Website and app data records:
/---

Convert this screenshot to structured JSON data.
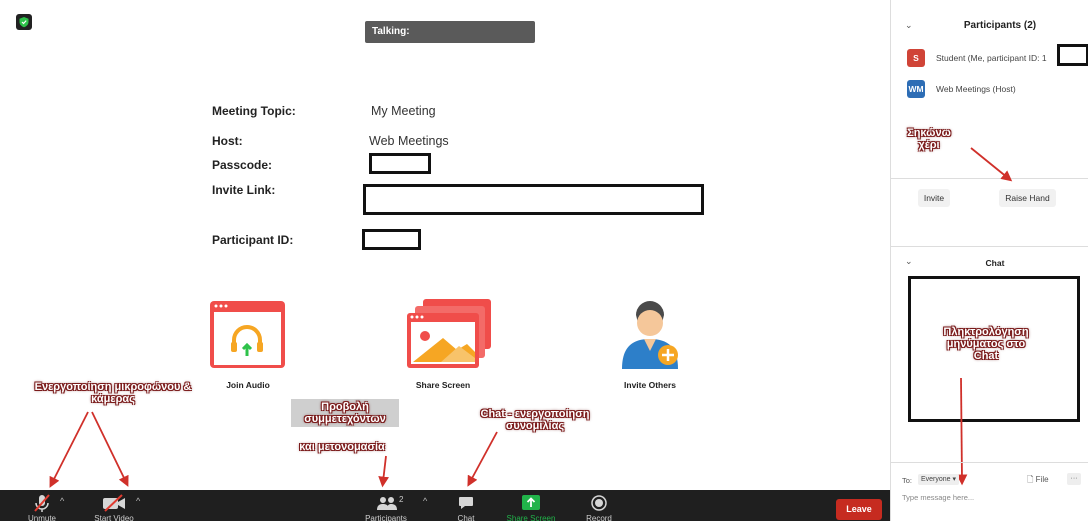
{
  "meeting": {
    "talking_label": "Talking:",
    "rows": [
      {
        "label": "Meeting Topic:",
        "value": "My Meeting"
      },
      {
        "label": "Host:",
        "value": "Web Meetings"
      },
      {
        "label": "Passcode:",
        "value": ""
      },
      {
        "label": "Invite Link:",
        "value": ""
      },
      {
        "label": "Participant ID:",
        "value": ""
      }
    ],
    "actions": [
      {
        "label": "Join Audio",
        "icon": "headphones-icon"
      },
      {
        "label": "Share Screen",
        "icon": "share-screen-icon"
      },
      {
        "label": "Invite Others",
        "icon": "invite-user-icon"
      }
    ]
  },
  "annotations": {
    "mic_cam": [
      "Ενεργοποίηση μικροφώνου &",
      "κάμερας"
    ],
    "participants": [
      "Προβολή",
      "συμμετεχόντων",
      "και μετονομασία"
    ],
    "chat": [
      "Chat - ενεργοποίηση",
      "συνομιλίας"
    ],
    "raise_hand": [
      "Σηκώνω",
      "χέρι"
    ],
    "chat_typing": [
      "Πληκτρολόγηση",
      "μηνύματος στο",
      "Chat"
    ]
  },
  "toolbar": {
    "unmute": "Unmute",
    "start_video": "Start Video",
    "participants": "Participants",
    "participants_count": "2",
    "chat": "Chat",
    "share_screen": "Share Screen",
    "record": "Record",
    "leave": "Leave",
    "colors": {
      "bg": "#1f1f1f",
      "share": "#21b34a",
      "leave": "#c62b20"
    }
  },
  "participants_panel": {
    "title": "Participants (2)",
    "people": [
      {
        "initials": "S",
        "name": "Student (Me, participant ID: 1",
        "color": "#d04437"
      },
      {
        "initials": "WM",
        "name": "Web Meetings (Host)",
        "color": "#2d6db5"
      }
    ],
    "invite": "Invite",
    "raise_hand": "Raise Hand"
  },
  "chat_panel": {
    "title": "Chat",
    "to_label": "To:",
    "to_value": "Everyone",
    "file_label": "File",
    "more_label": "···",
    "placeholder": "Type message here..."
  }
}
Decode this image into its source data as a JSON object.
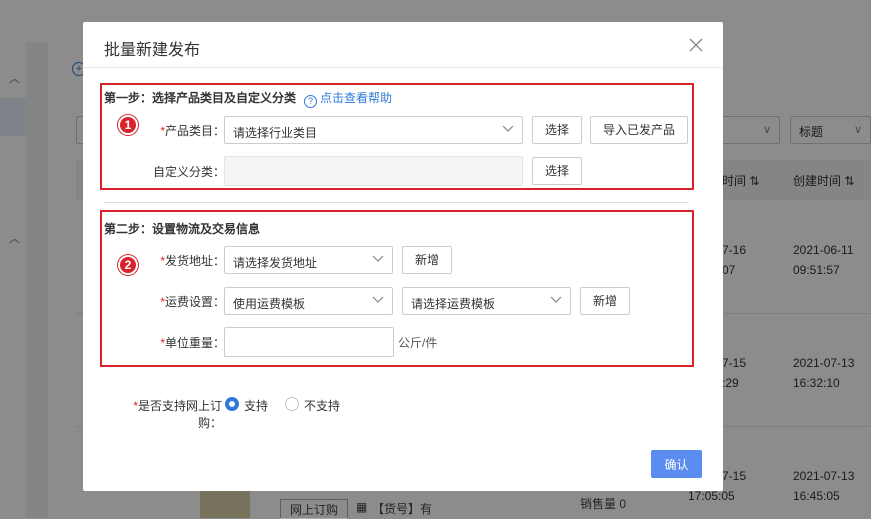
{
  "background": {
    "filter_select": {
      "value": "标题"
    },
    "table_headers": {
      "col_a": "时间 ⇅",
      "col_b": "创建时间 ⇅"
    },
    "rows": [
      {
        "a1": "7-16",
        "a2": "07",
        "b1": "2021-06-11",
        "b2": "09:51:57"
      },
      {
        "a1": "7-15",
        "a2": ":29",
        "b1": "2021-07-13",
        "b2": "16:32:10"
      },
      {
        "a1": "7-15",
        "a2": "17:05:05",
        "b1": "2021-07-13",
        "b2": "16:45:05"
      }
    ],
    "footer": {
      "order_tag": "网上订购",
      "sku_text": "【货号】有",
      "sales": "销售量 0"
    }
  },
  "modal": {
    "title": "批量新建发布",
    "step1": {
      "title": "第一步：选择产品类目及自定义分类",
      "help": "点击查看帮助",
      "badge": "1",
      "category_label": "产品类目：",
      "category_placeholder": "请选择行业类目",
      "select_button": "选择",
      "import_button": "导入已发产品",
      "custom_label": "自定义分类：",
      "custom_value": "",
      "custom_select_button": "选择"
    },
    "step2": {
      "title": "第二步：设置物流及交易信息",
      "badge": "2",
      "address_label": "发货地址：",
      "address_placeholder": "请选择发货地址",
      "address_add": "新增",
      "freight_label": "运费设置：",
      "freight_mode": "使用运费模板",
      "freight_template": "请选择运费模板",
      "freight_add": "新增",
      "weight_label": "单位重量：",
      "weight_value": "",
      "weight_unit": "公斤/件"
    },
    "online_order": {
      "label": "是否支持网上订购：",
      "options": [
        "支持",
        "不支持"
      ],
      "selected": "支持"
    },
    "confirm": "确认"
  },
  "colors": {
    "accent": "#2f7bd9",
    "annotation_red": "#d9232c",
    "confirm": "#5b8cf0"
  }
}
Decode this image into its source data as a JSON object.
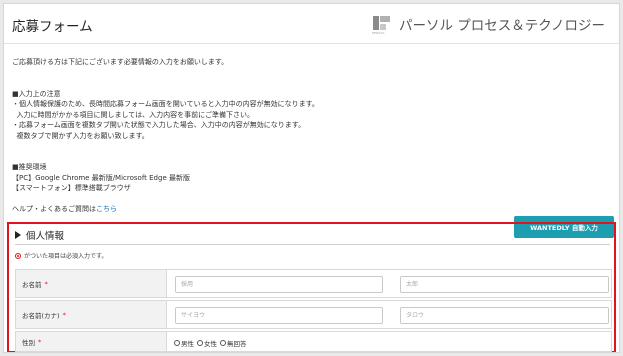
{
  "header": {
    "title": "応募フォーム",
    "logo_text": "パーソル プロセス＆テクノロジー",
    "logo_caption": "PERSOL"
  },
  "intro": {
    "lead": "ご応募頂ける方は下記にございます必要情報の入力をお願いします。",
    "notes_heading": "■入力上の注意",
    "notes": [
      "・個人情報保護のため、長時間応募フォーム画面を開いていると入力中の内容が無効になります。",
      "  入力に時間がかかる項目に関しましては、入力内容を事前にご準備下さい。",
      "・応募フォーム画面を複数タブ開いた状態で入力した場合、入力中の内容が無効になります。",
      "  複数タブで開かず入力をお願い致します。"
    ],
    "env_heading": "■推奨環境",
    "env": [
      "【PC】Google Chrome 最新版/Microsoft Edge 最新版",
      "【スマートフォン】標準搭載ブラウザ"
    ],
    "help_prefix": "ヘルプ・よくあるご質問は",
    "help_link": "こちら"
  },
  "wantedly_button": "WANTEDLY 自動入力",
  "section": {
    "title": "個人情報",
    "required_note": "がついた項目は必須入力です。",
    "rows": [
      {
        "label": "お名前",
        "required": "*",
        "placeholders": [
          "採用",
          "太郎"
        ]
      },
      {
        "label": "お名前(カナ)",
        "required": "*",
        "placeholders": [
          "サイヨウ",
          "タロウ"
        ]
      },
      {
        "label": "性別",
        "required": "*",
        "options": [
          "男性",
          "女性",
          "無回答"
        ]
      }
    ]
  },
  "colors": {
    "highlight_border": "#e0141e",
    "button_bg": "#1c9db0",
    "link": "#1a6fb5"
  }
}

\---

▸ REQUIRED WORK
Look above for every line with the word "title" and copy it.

▸ RESULT FOR THIS EXERCISE
    "title": "Participants (2)",
    "title": "Chat",
    "title": "批量新建发布",
      "title": "第一步：选择产品类目及自定义分类",
      "title": "第二步：设置物流及交易信息",
    "title": "応募フォーム",
    "title": "個人情報",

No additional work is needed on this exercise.